So, today I'm having a hard time shaking a couple of songs. Both are stuck in my brain and are reminding me of my fabulous Vegas getaway. They're songs we heard in the clubs and danced to until dawn. They're reminding me of the amazing group of women I bonded with over those 4 days. And they're making me realize that just because I'm turning 40 doesn't mean that I don't still have the ability to have fun and let loose sometimes! After all, as my friend Kristen says, 40 is the new 20!!!! Enjoy these 2!

So, I'm curious to know about what songs spark memories for you. Surely there are some good stories out there. Don't be afraid to share them here!


  1. Okay Karmeee, you asked for it. This one will remind you of every high school dance you ever went to.

    Or this one for all those Wellanders out there, anyone up for a night at the "Rose Villa"??

  2. OMG Karma, Psychedelic Furs brings back so many Grade 9 memories for me too! Different ones of course: like the Breakfast Club and wearing braces, and my friend Robin. I think my entire high school existence can be summed-up by Depeche Mode, The Cure, Alphaville, OMD...and I had a bad 80's haircut to prove it! Whenever I hear these songs I am a teenager again.

    When I lived in England it was Everything But the Girl and Talk Talk: when I hear those now I feel nostalgic but happy those times are behind me.

    In College and University it was The Pixies and Nirvana. As soon as I hear those I am immediately back with my group of friends in my journalism class....amazing how powerfully music makes us associate our past with our present. It's part of what makes us identify with important parts of our lives.

    When Gabriella was born, Norah Jones was playing on our CD player in the hospital, and I ALWAYS think of her as a baby in my arms when I hear Norah.

    When Roan was a baby I listened to a lot of Enya to soothe him, and now of course that's his "baby music" in my mind. I have already put it in his baby book.

    You are so right about what music does to us: it associates emotions with actions because it makes us feel happy or sad, serious or contemplative, or like dancing and being crazy! The most important thing it does for me is that it adds a layer of meaning to the things we do. Imagine a dinner party with no music, or a backyard BBQ without it. It's just not the same. I always think that listening to music is like reading a book - without actually reading a book. It does the same: it takes me to places in my imagination I wouldn't go without its third dimension.

    At Christmas, when I sit at our piano and take out my favourite carols, all the holidays before are relived in my mind... and I feel like I've turned into my mom! How many Christamases did she sit there playing every song for us, and we'd yell out our request list " Winter Wonderland!"

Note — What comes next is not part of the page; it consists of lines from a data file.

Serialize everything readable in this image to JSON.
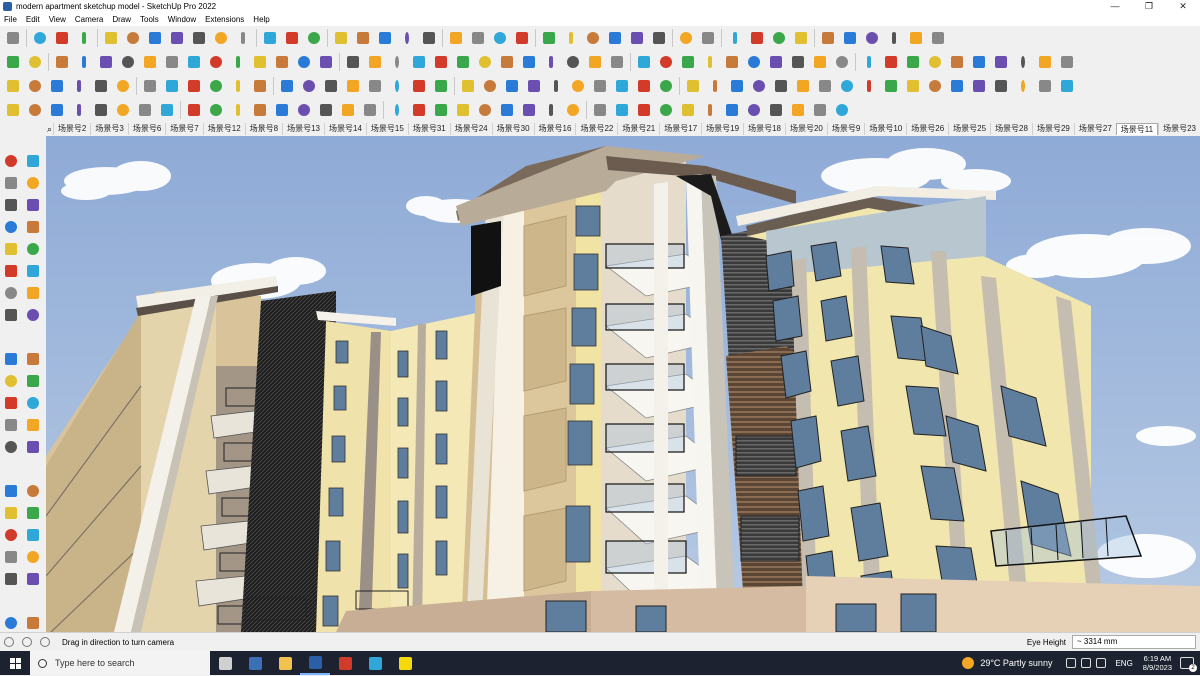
{
  "window": {
    "title": "modern apartment sketchup model - SketchUp Pro 2022",
    "minimize": "—",
    "restore": "❐",
    "close": "✕"
  },
  "menu": [
    "File",
    "Edit",
    "View",
    "Camera",
    "Draw",
    "Tools",
    "Window",
    "Extensions",
    "Help"
  ],
  "scenes": {
    "search_icon": "search-icon",
    "tabs": [
      "场景号2",
      "场景号3",
      "场景号6",
      "场景号7",
      "场景号12",
      "场景号8",
      "场景号13",
      "场景号14",
      "场景号15",
      "场景号31",
      "场景号24",
      "场景号30",
      "场景号16",
      "场景号22",
      "场景号21",
      "场景号17",
      "场景号19",
      "场景号18",
      "场景号20",
      "场景号9",
      "场景号10",
      "场景号26",
      "场景号25",
      "场景号28",
      "场景号29",
      "场景号27",
      "场景号11",
      "场景号23"
    ],
    "active": "场景号11"
  },
  "status": {
    "hint": "Drag in direction to turn camera",
    "vcb_label": "Eye Height",
    "vcb_value": "~ 3314 mm"
  },
  "taskbar": {
    "search_placeholder": "Type here to search",
    "weather": "29°C  Partly sunny",
    "lang": "ENG",
    "time": "6:19 AM",
    "date": "8/9/2023"
  },
  "colors": {
    "sky": "#9fb8dc",
    "facade_cream": "#f3e6ad",
    "facade_tan": "#d6c29b",
    "facade_dark": "#6a5d52",
    "accent_red": "#d23a2a"
  }
}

    Imagine a 7 hour drive without music... That would be downright awful. In fact, I'd cancel my trip.

    Loving your blog,

  3. Oh Michou... thanks for your comments. Brought back some good memories for me as well.